(Extracted data entries)
◇ ◇ ◇ ◇

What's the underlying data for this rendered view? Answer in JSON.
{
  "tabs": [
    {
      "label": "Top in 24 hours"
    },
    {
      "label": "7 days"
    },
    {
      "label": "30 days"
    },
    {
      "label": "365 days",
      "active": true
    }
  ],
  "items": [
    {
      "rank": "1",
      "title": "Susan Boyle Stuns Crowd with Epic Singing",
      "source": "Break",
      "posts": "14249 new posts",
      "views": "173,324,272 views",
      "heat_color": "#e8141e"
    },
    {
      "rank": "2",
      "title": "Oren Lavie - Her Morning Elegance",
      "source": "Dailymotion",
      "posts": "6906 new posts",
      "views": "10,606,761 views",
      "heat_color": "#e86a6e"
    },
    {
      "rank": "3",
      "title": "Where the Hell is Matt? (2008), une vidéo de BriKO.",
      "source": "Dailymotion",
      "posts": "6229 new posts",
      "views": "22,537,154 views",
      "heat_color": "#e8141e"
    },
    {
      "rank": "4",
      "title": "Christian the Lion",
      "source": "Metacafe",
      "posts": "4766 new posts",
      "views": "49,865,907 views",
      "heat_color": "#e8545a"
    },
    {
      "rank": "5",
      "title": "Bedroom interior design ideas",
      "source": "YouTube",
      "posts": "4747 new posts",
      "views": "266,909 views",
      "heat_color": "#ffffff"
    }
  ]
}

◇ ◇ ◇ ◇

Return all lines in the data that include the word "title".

» RESULT FOR THIS EXERCISE
      "title": "Susan Boyle Stuns Crowd with Epic Singing",
      "title": "Oren Lavie - Her Morning Elegance",
      "title": "Where the Hell is Matt? (2008), une vidéo de BriKO.",
      "title": "Christian the Lion",
      "title": "Bedroom interior design ideas",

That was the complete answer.